When freedom from torture is recognised as a peremptory norm that binds the international community, can the People of Sri Lanka restrict its application within the country, invoking their sovereignty? Put differently, are there no limits to the internal dimension of sovereignty?

The Lawyers Collective recently raised the pertinent question of whether the amending process is also governed by the principle of ‘constitutional morality’, a concept which has recently gained wide acceptance in India.

Simply put, constitutional morality demands that the spirit of the Constitution be respected and should not be undermined even at the behest of the majority. It is thus a counterpoise to popular or social morality that can sometimes be undemocratic and violative of rights.

In Navtej Singh Johar v. Union of India, the Indian Supreme Court observed as follows: “The concept of constitutional morality is not limited to the mere observance of the core principles of constitutionalism as the magnitude and sweep of constitutional morality is not confined to the provisions and literal text which a Constitution contains, rather it embraces within itself virtues of a wide magnitude such as that of ushering a pluralistic and inclusive society, while at the same time adhering to the other principles of constitutionalism.”

The Court explained that it is further the result of embodying constitutional morality that the values of constitutionalism trickle down and percolate through the apparatus of the State for the betterment of each and every individual citizen of the State.

“The society as a whole or even a minuscule part of the society may aspire and prefer different things for themselves. They are perfectly competent to have such a freedom to be different, like different things, so on and so forth, provided that their different tastes and liking remain within their legal framework and neither violates any statute nor results in the abridgement of fundamental rights of any other citizen.
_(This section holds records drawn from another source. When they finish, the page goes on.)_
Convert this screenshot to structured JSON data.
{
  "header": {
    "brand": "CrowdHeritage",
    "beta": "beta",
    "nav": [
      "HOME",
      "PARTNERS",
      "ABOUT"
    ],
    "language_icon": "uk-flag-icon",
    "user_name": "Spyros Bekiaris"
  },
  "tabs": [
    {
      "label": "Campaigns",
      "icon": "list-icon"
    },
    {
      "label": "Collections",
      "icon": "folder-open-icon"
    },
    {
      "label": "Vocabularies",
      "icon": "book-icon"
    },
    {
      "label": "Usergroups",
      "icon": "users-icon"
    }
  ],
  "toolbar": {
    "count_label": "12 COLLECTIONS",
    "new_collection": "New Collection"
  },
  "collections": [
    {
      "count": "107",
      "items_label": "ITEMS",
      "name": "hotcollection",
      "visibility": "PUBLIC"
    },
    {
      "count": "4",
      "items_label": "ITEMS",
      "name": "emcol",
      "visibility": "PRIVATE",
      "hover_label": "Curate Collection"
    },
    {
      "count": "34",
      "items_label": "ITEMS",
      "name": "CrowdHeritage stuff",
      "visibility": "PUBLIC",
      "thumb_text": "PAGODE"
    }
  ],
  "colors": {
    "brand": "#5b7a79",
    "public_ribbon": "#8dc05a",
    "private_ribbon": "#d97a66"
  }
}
The Preambular goals of our Constitution which contain the noble objectives of Justice, Liberty, Equality and Fraternity can only be achieved through the commitment and loyalty of the organs of the State to the principle of constitutional morality.” (AIR 2018 SC 4321).

My view is that peremptory norms that limit the internal dimension of sovereignty are found in the Preamble to our Constitution, which refers to ‘immutable republican principles of representative democracy’ that assure to ‘all peoples freedom, equality, justice, fundamental human rights and the independence of the judiciary as the intangible heritage that guarantees the dignity and well-being of succeeding generations of the People of Sri Lanka’.

Increasing the terms of the current President and Parliament who were elected for five years goes against those ‘immutable republican principles of representative democracy.’

(Dr) Jayampathy Wickramaratne, President’s Counsel